Blouin acknowledged the challenges that lie ahead for the University.
“We're in a challenged position," he said. "No question. And so having multiple scenarios that will enable us to pivot on short notice is really what we're trying to think through right now."
Cary Levine, associate professor in the Department of Art and Art History, asked Blouin if he was aware of any conversations about furloughs.
Blouin said furloughs are one option the University may consider if faced with a substantial financial challenge and that a voluntary furlough program has been discussed.
“The thing that furloughs can afford the University is a way of capturing a rather substantial amount of money rather quickly,” Blouin said. “It does create that immediate, rather short-term cash flow into the system.”
Blouin said there are many challenges that may arise as the University attempts to transition back into being fully operational.
“What happens if COVID-19 comes back in October?” Blouin said. “What happens if none of the international students that we've admitted into this University can come due to visa issues. Do we create a remote learning opportunity for them and then admit them in January?”
Blouin said there are groups working on analyzing the ramifications of any decisions that may be made.

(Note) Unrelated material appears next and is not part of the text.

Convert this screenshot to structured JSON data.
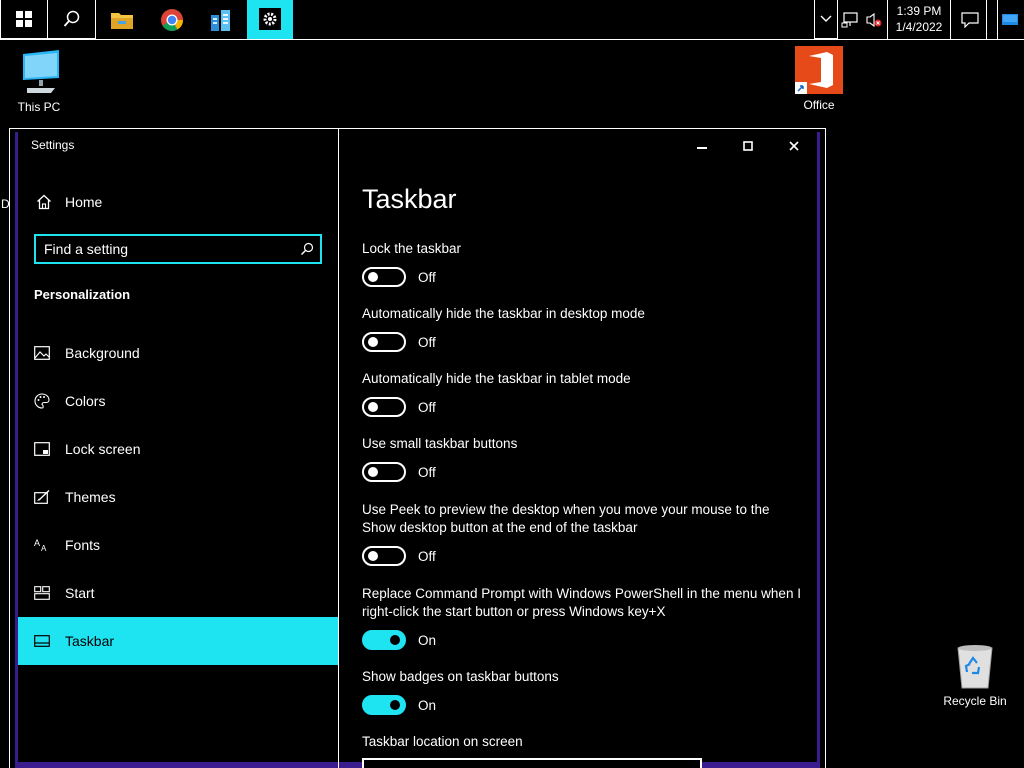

Nancy Fisher, research professor in the UNC School of Medicine's Department of Microbiology and Immunology, asked how members of the campus community’s privacy will be maintained with regards to testing, tracing and reporting instances of the virus on campus.
“I think we all know some of the state and national and international challenges around testing,” Blouin said. “So despite what you might hear—where everyone can get tested when they want to get tested—that is not the case in North Carolina and certainly not in the case of Chapel Hill.”

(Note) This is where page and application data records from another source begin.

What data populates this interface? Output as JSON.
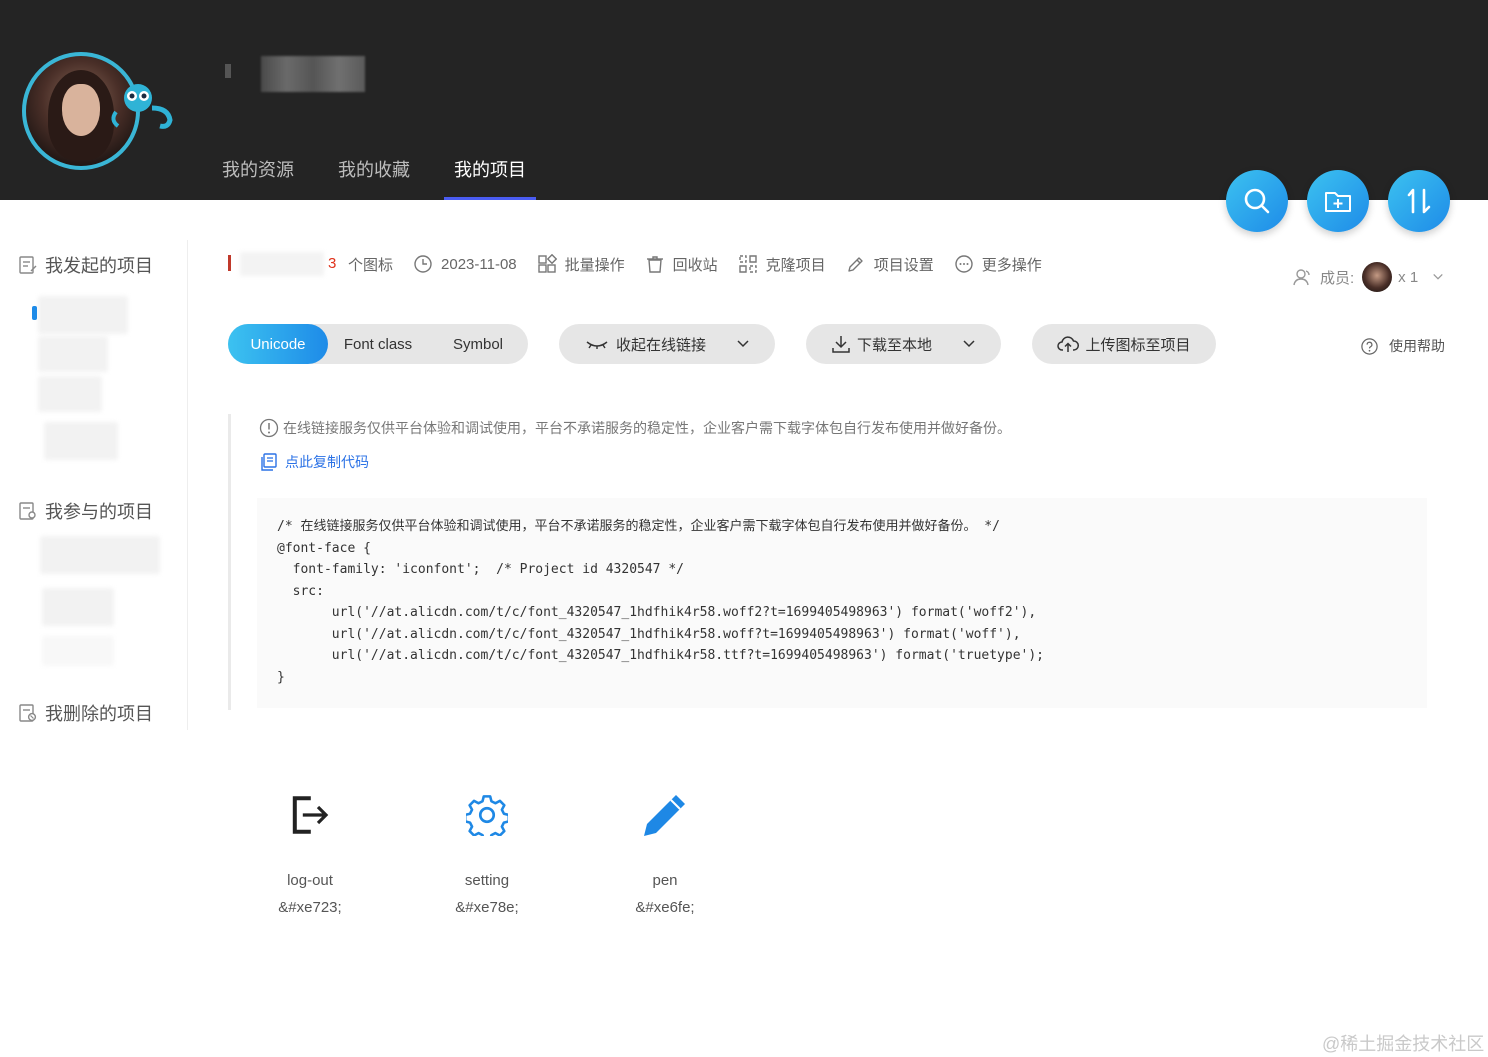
{
  "nav": [
    {
      "label": "我的资源"
    },
    {
      "label": "我的收藏"
    },
    {
      "label": "我的项目",
      "active": true
    }
  ],
  "fab": [
    "search-icon",
    "folder-add-icon",
    "sort-icon"
  ],
  "sidebar": {
    "initiated": "我发起的项目",
    "joined": "我参与的项目",
    "deleted": "我删除的项目"
  },
  "project": {
    "icon_count": "3",
    "icon_count_label": "个图标",
    "date": "2023-11-08",
    "batch": "批量操作",
    "recycle": "回收站",
    "clone": "克隆项目",
    "settings": "项目设置",
    "more": "更多操作"
  },
  "members": {
    "label": "成员:",
    "count": "x 1"
  },
  "tabs": {
    "unicode": "Unicode",
    "font_class": "Font class",
    "symbol": "Symbol"
  },
  "actions": {
    "collapse_link": "收起在线链接",
    "download": "下载至本地",
    "upload": "上传图标至项目",
    "help": "使用帮助"
  },
  "notice": {
    "text": "在线链接服务仅供平台体验和调试使用，平台不承诺服务的稳定性，企业客户需下载字体包自行发布使用并做好备份。",
    "copy": "点此复制代码"
  },
  "code": "/* 在线链接服务仅供平台体验和调试使用，平台不承诺服务的稳定性，企业客户需下载字体包自行发布使用并做好备份。 */\n@font-face {\n  font-family: 'iconfont';  /* Project id 4320547 */\n  src:\n       url('//at.alicdn.com/t/c/font_4320547_1hdfhik4r58.woff2?t=1699405498963') format('woff2'),\n       url('//at.alicdn.com/t/c/font_4320547_1hdfhik4r58.woff?t=1699405498963') format('woff'),\n       url('//at.alicdn.com/t/c/font_4320547_1hdfhik4r58.ttf?t=1699405498963') format('truetype');\n}",
  "icons": [
    {
      "name": "log-out",
      "code": "&#xe723;",
      "color": "#222222"
    },
    {
      "name": "setting",
      "code": "&#xe78e;",
      "color": "#1e88e5"
    },
    {
      "name": "pen",
      "code": "&#xe6fe;",
      "color": "#1e88e5"
    }
  ],
  "watermark": "@稀土掘金技术社区",
  "colors": {
    "header_bg": "#242424",
    "accent": "#1e8be8",
    "nav_underline": "#4a5cf2"
  }
}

To get the day's news and headlines in your inbox each morning, sign up for our email newsletters.
Blouin said surveillance may be considered as part of having the University community come back to campus.
“One of the questions that we're going to have to ask ourselves is are we as a campus ready to be surveilled, as a community, and if that is a critical element to coming back to campus and trying to restore normal life,” Blouin said.

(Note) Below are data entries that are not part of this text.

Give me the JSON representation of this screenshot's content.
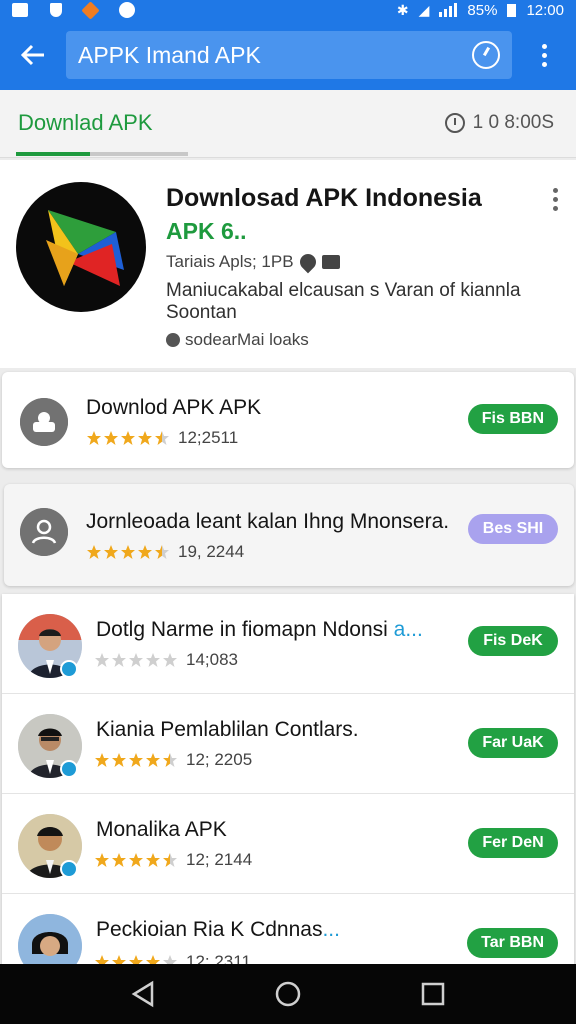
{
  "status_bar": {
    "battery": "85%",
    "time": "12:00",
    "icons": [
      "notification-icon",
      "shield-icon",
      "fire-icon",
      "circle-icon",
      "bluetooth-icon",
      "wifi-icon",
      "signal-icon",
      "battery-icon"
    ]
  },
  "app_bar": {
    "back_icon": "arrow-left-icon",
    "search_value": "APPK Imand APK",
    "mic_icon": "clock-search-icon",
    "more_icon": "kebab-icon",
    "color": "#1f78e6"
  },
  "tabs": {
    "active_label": "Downlad APK",
    "meta": "1 0 8:00S",
    "accent": "#1e9a3e"
  },
  "featured": {
    "title": "Downlosad APK Indonesia",
    "subtitle": "APK 6..",
    "meta": "Tariais Apls; 1PB",
    "description": "Maniucakabal elcausan s Varan of kiannla Soontan",
    "developer": "sodearMai loaks"
  },
  "cards": [
    {
      "title": "Downlod APK APK",
      "rating_stars": 4.5,
      "count": "12;2511",
      "action": "Fis BBN",
      "action_color": "#22a143"
    },
    {
      "title": "Jornleoada leant kalan Ihng Mnonsera.",
      "rating_stars": 4.5,
      "count": "19, 2244",
      "action": "Bes SHI",
      "action_color": "#a9a2ee"
    }
  ],
  "list": [
    {
      "title": "Dotlg Narme  in fiomapn Ndonsi",
      "ellipsis": "a...",
      "rating_stars": 0,
      "count": "14;083",
      "action": "Fis DeK"
    },
    {
      "title": "Kiania Pemlablilan Contlars.",
      "ellipsis": "",
      "rating_stars": 4.5,
      "count": "12; 2205",
      "action": "Far UaK"
    },
    {
      "title": "Monalika APK",
      "ellipsis": "",
      "rating_stars": 4.5,
      "count": "12; 2144",
      "action": "Fer DeN"
    },
    {
      "title": "Peckioian Ria K Cdnnas",
      "ellipsis": "...",
      "rating_stars": 4,
      "count": "12; 2311",
      "action": "Tar BBN"
    }
  ],
  "nav": {
    "back": "back-triangle-icon",
    "home": "home-circle-icon",
    "recents": "recents-square-icon"
  }
}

Blouin also said there would be other questions to consider when it comes to tracking individuals.
“Would that be something that would be acceptable to us, as a campus community?" Blouin said. "Because we do give up some of our own civil liberties once we allow someone to put an app on our phone and track us in some way, based upon whether or not we're positive or negative to the virus."
He said even if the community returns to campus in the fall, it’s unknown what the fall and winter months will bring in terms of a resurgence of the virus.
“We’re operating under the presumption that we’re planning on doing our best to start in the fall, as usual,” Blouin said.
‘Faculty have felt shut out of decision-making’
Levine said it’s unclear how faculty are going to get answers about where the University is headed going forward.
“Unfortunately, I do think that there's some hangover from some of the demoralization of the last few years amongst faculty,” Levine said. “There's not the level of trust that may have otherwise been there, and in the recent past, faculty have felt shut out of decision-making.”
Levine said in talking to some of his colleagues over the last several weeks, he’s sensed they feel like the University is going to make decisions for them.
“Communication to faculty—what a wonderful thing, what a novel thing that our administration would choose to actually directly communicate to its faculty,” Levine said. “Not just these massive emails with generalities, but with some specifics to the faculty, speaking directly to us.”